DESCRIPTION OF THE TASK » Report each line of the listing that carries the word "content".

EXERCISE DATA »
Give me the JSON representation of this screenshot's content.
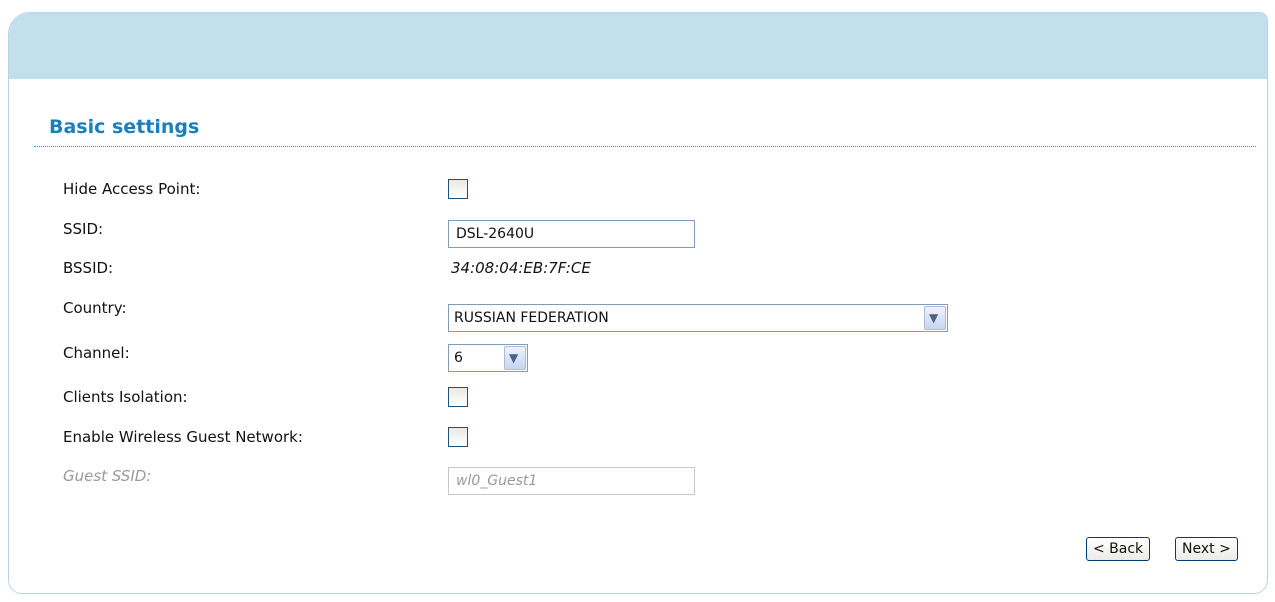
{
  "section": {
    "title": "Basic settings"
  },
  "fields": {
    "hide_ap": {
      "label": "Hide Access Point:",
      "checked": false
    },
    "ssid": {
      "label": "SSID:",
      "value": "DSL-2640U"
    },
    "bssid": {
      "label": "BSSID:",
      "value": "34:08:04:EB:7F:CE"
    },
    "country": {
      "label": "Country:",
      "value": "RUSSIAN FEDERATION"
    },
    "channel": {
      "label": "Channel:",
      "value": "6"
    },
    "clients_isolation": {
      "label": "Clients Isolation:",
      "checked": false
    },
    "guest_network": {
      "label": "Enable Wireless Guest Network:",
      "checked": false
    },
    "guest_ssid": {
      "label": "Guest SSID:",
      "placeholder": "wl0_Guest1"
    }
  },
  "buttons": {
    "back": "< Back",
    "next": "Next >"
  },
  "icons": {
    "dropdown": "chevron-down-icon"
  },
  "colors": {
    "header": "#c2dfee",
    "title": "#1a7fbd",
    "divider": "#3b8fc2"
  }
}
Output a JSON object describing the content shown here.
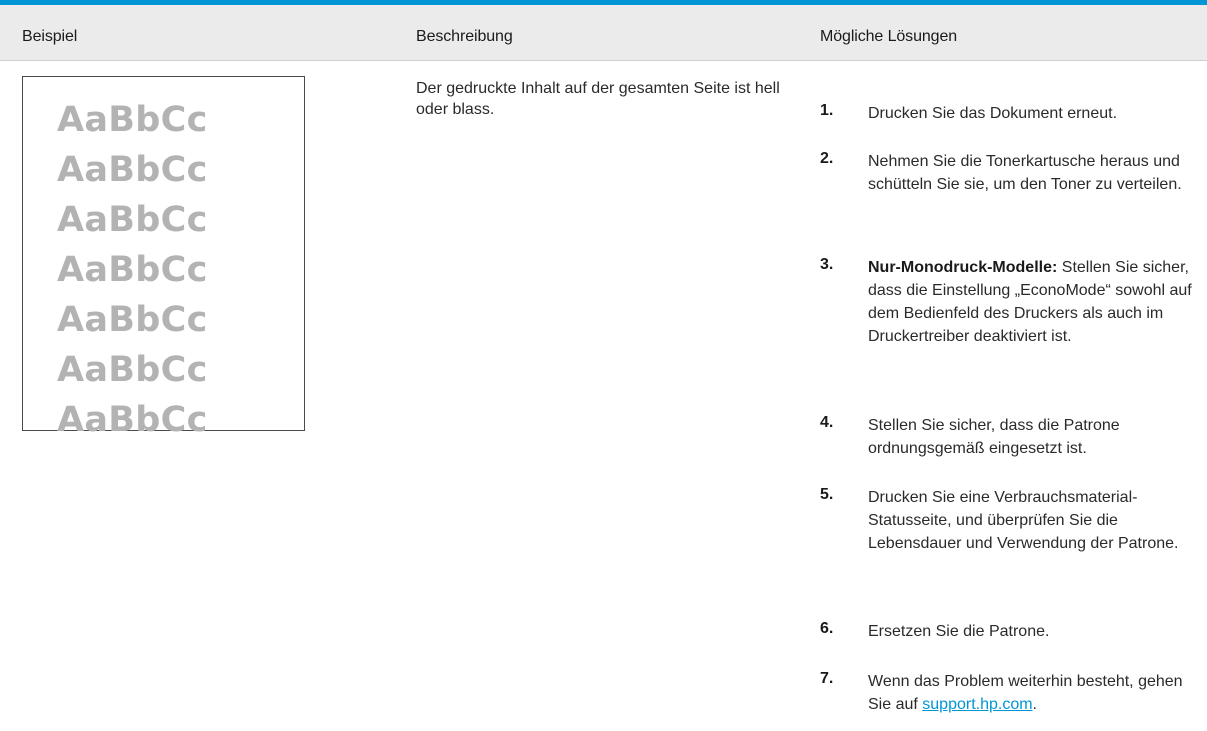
{
  "colors": {
    "accent": "#0096d6",
    "header_background": "#ebebeb",
    "sample_text_gray": "#b3b3b3"
  },
  "table": {
    "headers": {
      "example": "Beispiel",
      "description": "Beschreibung",
      "solutions": "Mögliche Lösungen"
    }
  },
  "example": {
    "sample_lines": [
      "AaBbCc",
      "AaBbCc",
      "AaBbCc",
      "AaBbCc",
      "AaBbCc",
      "AaBbCc",
      "AaBbCc"
    ]
  },
  "description": {
    "text": "Der gedruckte Inhalt auf der gesamten Seite ist hell oder blass."
  },
  "solutions": [
    {
      "number": "1.",
      "text": "Drucken Sie das Dokument erneut."
    },
    {
      "number": "2.",
      "text": "Nehmen Sie die Tonerkartusche heraus und schütteln Sie sie, um den Toner zu verteilen."
    },
    {
      "number": "3.",
      "bold_prefix": "Nur-Monodruck-Modelle:",
      "text": " Stellen Sie sicher, dass die Einstellung „EconoMode“ sowohl auf dem Bedienfeld des Druckers als auch im Druckertreiber deaktiviert ist."
    },
    {
      "number": "4.",
      "text": "Stellen Sie sicher, dass die Patrone ordnungsgemäß eingesetzt ist."
    },
    {
      "number": "5.",
      "text": "Drucken Sie eine Verbrauchsmaterial-Statusseite, und überprüfen Sie die Lebensdauer und Verwendung der Patrone."
    },
    {
      "number": "6.",
      "text": "Ersetzen Sie die Patrone."
    },
    {
      "number": "7.",
      "text": "Wenn das Problem weiterhin besteht, gehen Sie auf ",
      "link_text": "support.hp.com",
      "text_after": "."
    }
  ]
}
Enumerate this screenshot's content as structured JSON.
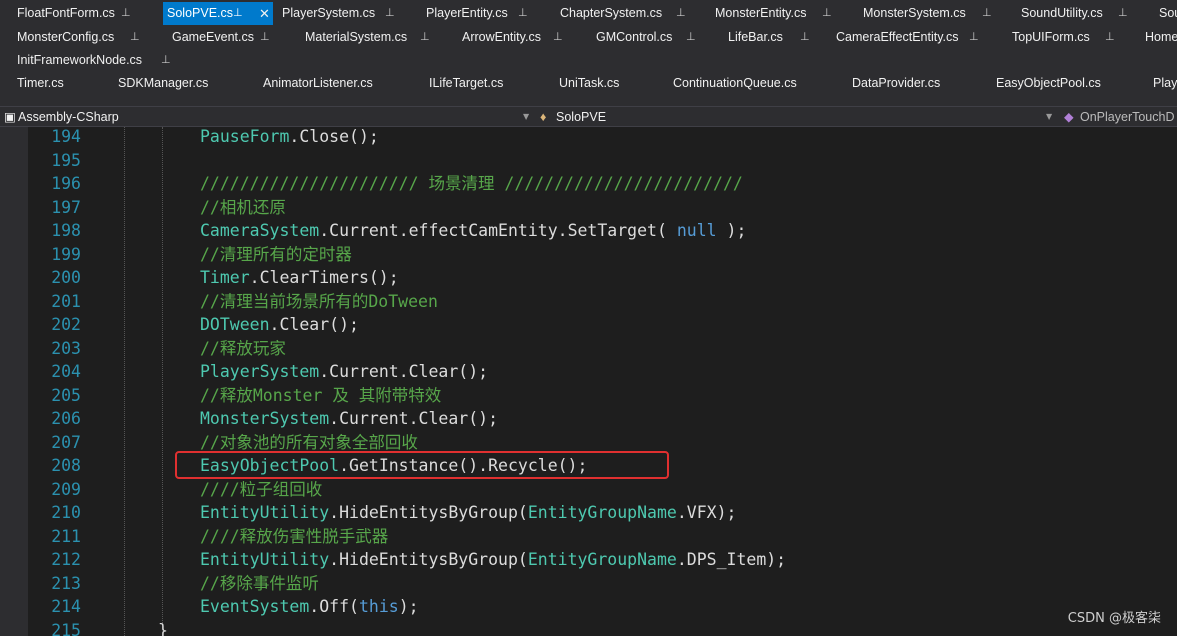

OUTPUT OF THE TASK »
Give me the JSON representation of this screenshot's content.
Output a JSON object describing the content shown here.
Enumerate this screenshot's content as structured JSON.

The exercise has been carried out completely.